This case is truly shocking on many levels: the dog that mauled this toddler was called Chief and had a known history of being trained as a protection dog. Yet, mere days prior to the attack Chief had been rehomed by Many Tears Rescue to a new owner who had no experience as a professional handler working a trained attack dog.

The idea of a protection dog being rehomed accidentally to a member of the public without the required skills is bad enough, let alone the dog being rehomed knowingly to an owner lacking the proper knowledge and who didn’t even understand the basic security dog cues in German that are often taught as standard across the protection dog industry.

It is my personal opinion that any charity that knowingly rehomes a dog that has a history like Chief’s to anyone other than a professional handler has a case of negligence to answer.
Even with a professional handler in place to take on such a dog, I do not believe that at ten years old, with an unknown training history, rehoming him would have been the right thing to do both from the perspective of public safety and the welfare of the dog.

This specific case leads into another discussion about the importance of rescue licensing and regulation as well as the creation of a uniformed approach to rehoming across all rescues. This is in itself an important rabbit hole to explore and one I will write about in an article another day.

It would be remiss of me not to mention how absurd it is that due to Section 1 of the Dangerous Dogs Act, countless innocent well behaved dogs are put to sleep simply for being born looking a certain way, while weaponised dogs are being sold with impunity and no controls.

This brings me back to where I started and the importance of police oversight of this industry and licensing for both sellers and buyers.
I do wonder how such a scheme could be implemented, and whether it would be best to bring it in as part of the wider reform and consolidation of dog control and dog ownership legislation. Something that undoes the damage done by Section 1 of the DDA and shifts the onus of responsibility away from illogically and unscientifically blaming and killing types of dogs because they look a certain way to mandatory education courses, licensing and mandatory public liability insurance.
There could be added levels - for instance, on top of the basic dog ownership licence, where owners would be required to also have a DBS check to have and work a protection or guard dog. The licensing of sellers would be a slightly different matter and there should be the same amount of police oversight as is required to get a gun sellers licence, as well as animal welfare checks on the selling and training establishments form the relevant authorities.

Since a research paper came out written by Dr John Tulloch from Liverpool University, looking at the huge increase in dog bites over recent years, there have been many calls for the government to look again at dog control legislation.

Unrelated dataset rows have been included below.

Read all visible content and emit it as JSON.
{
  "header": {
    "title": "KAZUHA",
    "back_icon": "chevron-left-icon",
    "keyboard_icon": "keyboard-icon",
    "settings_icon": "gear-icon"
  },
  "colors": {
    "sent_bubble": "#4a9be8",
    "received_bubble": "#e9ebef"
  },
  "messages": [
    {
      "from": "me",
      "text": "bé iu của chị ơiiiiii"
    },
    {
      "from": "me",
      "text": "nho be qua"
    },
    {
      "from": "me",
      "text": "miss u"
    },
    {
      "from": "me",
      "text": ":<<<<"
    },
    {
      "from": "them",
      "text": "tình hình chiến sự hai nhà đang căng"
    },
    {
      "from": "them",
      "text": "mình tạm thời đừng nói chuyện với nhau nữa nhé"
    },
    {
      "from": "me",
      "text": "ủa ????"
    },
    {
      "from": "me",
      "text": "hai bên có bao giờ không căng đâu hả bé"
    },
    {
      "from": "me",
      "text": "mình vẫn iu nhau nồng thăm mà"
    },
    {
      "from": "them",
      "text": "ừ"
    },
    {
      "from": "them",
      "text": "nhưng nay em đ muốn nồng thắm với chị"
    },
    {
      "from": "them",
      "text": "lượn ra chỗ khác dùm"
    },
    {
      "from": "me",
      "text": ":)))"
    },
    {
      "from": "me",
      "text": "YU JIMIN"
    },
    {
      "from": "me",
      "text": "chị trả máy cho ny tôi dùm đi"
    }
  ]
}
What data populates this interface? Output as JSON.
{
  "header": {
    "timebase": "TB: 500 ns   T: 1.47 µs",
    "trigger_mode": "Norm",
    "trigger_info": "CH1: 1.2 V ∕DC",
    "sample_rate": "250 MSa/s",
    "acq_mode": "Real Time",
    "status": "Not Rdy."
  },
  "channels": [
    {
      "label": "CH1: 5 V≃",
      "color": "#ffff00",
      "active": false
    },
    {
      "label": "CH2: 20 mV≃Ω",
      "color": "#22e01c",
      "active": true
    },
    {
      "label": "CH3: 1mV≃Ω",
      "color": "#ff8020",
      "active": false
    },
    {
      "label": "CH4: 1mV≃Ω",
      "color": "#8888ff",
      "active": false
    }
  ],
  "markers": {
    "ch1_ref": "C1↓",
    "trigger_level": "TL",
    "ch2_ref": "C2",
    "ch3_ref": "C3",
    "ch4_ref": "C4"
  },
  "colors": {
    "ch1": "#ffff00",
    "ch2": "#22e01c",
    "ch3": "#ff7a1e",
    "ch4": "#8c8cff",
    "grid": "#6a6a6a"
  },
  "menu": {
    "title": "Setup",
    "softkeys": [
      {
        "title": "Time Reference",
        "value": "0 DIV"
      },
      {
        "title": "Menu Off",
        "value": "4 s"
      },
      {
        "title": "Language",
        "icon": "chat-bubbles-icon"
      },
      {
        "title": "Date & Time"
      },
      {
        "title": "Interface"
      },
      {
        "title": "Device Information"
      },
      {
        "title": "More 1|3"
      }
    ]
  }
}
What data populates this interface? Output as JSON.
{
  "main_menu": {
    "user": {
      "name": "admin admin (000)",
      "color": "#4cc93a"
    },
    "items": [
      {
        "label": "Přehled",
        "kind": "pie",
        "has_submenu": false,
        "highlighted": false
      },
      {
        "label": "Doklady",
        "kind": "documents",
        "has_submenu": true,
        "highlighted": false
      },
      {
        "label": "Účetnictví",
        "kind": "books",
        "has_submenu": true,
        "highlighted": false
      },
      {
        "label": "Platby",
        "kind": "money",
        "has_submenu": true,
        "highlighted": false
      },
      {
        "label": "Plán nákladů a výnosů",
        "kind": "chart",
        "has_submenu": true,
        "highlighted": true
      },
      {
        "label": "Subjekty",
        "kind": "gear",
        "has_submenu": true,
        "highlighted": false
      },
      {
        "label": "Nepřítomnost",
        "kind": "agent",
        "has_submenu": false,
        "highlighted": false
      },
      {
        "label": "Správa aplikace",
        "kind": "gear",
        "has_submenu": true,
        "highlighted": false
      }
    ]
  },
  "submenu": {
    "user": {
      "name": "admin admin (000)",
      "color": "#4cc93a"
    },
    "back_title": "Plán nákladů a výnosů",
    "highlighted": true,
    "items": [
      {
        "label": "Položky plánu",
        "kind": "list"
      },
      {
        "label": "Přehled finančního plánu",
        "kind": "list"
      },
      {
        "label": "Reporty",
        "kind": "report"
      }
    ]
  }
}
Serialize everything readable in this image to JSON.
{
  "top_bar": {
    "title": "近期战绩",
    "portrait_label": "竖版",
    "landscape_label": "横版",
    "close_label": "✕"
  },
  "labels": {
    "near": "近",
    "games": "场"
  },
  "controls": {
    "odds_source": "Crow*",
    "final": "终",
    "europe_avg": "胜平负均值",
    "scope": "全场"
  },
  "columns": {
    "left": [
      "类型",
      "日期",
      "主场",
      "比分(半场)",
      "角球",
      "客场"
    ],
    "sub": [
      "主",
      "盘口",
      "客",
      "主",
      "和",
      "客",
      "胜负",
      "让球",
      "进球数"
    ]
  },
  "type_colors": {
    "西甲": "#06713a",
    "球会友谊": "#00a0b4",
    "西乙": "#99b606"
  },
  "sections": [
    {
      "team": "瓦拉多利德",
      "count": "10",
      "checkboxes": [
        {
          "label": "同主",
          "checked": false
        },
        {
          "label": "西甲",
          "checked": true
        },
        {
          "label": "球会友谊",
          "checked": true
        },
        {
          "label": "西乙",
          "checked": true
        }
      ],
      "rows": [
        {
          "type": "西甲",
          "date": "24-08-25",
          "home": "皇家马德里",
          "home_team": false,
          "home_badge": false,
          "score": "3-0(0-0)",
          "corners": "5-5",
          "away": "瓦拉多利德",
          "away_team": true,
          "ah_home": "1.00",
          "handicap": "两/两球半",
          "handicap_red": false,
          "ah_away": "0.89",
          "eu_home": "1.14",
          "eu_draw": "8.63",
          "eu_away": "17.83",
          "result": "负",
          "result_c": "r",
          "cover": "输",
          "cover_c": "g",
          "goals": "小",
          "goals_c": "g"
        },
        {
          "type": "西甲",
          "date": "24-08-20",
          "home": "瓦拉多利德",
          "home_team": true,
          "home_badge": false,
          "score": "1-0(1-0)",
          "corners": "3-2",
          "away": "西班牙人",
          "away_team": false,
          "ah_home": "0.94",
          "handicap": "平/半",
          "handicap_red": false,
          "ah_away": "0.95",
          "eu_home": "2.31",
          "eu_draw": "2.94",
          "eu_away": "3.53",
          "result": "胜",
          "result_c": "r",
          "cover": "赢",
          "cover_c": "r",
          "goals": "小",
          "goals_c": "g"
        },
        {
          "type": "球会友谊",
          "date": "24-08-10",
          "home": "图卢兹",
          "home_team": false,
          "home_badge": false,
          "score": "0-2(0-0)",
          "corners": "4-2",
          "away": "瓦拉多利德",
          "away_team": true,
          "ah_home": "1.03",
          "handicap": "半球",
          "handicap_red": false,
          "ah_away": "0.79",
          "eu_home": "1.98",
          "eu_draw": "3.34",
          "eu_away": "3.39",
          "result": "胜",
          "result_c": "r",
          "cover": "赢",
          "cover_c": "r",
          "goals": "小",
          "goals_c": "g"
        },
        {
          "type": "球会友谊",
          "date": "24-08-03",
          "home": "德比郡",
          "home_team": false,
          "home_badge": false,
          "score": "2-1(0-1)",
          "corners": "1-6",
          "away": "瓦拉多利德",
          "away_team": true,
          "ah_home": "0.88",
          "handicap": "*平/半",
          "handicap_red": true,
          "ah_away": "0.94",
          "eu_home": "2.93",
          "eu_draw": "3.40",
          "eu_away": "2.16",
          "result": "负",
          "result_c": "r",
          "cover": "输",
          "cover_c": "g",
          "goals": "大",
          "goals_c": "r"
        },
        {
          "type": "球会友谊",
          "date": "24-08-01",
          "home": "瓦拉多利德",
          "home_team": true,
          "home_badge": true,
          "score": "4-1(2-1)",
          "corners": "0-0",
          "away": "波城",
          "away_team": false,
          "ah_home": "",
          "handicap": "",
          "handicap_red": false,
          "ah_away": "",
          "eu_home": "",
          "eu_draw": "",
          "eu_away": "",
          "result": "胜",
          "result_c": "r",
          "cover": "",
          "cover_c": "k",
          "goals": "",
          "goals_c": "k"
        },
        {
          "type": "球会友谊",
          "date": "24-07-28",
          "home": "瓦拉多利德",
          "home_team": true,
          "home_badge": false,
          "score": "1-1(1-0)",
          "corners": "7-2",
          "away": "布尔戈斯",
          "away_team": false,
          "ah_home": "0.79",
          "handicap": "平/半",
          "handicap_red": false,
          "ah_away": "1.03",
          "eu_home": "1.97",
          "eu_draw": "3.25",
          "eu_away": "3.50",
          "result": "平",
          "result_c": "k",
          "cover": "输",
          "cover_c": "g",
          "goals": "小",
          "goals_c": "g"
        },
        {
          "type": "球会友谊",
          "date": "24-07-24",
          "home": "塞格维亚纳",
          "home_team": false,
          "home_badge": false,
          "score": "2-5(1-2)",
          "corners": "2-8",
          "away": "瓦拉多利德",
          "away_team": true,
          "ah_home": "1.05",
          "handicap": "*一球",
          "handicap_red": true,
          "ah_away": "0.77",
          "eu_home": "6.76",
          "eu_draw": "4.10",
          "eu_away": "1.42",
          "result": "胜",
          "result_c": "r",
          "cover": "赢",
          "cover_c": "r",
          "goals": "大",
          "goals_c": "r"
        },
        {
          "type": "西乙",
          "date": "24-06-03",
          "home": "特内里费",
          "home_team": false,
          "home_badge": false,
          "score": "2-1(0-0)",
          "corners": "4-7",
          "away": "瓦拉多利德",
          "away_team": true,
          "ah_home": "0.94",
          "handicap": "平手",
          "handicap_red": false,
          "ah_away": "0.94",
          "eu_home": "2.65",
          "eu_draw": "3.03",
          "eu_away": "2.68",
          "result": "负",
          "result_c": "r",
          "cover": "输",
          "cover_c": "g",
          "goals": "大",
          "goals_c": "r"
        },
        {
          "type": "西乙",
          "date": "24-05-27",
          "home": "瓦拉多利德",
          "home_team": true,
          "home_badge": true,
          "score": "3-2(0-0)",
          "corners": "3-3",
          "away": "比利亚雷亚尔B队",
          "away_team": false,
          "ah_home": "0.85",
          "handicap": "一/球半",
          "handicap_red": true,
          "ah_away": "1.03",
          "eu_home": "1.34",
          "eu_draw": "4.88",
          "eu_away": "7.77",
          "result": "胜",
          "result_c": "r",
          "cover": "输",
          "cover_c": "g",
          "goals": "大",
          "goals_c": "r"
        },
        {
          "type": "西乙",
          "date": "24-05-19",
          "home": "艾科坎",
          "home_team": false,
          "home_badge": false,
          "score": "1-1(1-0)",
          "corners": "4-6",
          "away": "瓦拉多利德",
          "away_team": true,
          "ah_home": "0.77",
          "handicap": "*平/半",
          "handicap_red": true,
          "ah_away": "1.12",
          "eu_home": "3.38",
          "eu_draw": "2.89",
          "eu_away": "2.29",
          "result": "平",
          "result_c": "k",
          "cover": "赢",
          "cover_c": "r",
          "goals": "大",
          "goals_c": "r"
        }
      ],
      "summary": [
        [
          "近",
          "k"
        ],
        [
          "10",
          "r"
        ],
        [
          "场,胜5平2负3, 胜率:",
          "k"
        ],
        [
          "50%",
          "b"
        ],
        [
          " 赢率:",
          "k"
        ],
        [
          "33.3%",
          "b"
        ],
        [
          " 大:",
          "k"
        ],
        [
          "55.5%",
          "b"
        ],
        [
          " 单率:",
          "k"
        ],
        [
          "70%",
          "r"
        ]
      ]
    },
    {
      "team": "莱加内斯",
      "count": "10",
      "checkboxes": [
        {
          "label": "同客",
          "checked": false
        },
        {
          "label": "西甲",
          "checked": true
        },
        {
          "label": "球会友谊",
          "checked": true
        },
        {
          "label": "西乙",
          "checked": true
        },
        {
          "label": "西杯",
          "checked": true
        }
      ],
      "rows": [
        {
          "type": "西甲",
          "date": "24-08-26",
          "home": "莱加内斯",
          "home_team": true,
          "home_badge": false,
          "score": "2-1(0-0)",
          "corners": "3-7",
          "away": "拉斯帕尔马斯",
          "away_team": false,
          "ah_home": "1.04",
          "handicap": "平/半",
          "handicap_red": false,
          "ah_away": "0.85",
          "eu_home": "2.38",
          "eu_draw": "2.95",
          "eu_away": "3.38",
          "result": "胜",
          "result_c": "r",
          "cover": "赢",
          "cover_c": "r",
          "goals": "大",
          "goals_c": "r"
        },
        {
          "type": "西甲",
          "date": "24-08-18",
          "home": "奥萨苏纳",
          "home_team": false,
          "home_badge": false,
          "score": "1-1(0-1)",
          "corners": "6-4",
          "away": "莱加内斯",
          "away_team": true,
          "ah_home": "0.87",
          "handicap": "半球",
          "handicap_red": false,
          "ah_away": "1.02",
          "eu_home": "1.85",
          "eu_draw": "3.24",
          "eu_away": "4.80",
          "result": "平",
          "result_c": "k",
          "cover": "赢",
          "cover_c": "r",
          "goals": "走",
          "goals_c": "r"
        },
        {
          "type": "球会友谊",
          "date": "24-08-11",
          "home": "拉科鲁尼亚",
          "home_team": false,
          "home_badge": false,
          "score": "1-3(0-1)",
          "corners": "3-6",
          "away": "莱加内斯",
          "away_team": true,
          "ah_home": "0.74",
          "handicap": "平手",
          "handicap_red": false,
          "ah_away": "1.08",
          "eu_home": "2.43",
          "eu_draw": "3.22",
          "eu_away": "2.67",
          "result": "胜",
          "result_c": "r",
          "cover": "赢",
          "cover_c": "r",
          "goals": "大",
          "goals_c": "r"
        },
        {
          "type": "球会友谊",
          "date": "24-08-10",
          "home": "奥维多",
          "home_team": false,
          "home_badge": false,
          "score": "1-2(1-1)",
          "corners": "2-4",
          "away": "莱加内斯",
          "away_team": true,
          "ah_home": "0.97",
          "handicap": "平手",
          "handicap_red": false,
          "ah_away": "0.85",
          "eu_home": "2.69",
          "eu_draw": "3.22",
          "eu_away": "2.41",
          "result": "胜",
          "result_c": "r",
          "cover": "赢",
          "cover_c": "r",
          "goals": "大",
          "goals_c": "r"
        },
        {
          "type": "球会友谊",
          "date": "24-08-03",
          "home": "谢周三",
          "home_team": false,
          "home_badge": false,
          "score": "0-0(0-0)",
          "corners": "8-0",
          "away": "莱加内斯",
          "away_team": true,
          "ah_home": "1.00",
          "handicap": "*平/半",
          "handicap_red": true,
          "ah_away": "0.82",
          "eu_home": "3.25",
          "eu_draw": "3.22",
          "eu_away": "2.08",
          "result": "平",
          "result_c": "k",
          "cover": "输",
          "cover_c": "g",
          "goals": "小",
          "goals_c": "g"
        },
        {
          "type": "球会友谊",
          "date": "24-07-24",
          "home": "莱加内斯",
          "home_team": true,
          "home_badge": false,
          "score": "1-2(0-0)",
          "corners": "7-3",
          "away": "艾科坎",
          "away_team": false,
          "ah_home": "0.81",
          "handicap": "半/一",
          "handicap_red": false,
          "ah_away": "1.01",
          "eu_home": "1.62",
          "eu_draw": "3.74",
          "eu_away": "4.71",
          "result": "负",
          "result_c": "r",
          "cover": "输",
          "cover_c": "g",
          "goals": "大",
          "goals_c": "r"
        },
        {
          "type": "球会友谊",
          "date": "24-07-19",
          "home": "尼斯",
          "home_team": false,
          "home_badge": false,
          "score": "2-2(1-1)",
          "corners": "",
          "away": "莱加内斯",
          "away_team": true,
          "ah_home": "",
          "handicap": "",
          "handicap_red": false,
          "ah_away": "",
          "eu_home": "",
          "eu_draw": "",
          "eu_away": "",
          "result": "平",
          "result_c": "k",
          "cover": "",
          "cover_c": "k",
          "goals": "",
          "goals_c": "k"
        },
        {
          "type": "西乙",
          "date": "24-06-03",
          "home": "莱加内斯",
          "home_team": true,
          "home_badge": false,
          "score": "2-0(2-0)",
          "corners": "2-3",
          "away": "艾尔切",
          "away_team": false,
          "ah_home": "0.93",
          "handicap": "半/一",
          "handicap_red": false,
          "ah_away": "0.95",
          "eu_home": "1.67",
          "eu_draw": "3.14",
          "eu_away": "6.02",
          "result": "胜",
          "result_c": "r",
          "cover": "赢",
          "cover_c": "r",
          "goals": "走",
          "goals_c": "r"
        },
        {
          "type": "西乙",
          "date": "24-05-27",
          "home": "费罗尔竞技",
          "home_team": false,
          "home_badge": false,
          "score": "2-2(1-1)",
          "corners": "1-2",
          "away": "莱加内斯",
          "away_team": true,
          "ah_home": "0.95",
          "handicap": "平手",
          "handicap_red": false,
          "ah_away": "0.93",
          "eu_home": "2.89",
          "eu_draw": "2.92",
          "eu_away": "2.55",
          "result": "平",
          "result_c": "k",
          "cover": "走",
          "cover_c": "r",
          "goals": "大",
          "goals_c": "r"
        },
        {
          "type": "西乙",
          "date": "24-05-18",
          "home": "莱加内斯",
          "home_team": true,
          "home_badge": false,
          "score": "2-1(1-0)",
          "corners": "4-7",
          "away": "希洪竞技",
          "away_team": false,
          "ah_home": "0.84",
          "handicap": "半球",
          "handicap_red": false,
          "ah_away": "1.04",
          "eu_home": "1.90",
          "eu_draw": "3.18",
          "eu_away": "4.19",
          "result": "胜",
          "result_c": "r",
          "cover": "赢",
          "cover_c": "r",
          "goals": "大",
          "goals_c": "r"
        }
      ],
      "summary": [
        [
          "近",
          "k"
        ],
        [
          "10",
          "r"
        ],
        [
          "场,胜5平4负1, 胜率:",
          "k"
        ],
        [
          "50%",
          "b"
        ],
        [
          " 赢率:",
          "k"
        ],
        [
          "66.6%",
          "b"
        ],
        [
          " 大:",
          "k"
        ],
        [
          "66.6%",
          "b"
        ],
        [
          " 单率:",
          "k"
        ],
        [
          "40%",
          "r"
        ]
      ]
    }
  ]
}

I will endeavour to write a wider-angled view of what all the different pieces of the dog control legislation puzzle could look like once they have been pulled together from all the various parts of the current patchwork quilt of dog law in my next article.
I would like to join in with the chorus of expert voices right across the animal welfare, veterinary, law and behaviour industries that are calling for complete reform and consolidation of dog control legislation. 

I hope that when the government can finally be motivated to make the changes needed for dog control legislation to be effective and actually keep people and dogs safe, that the regulation of the protection dog and guard dog industries are among them.
This is nothing like how a police dog is rigorously trained using modern training techniques in extensive training programmes; they do not need to be suppressed with pain inducing tools to be kept under control in public. A dog that was not able to work, remain focused and could not be trusted around the public would not make it into a professional role in the first place, as they would be considered a liability and danger to the people around them.

Date: 14/12/2023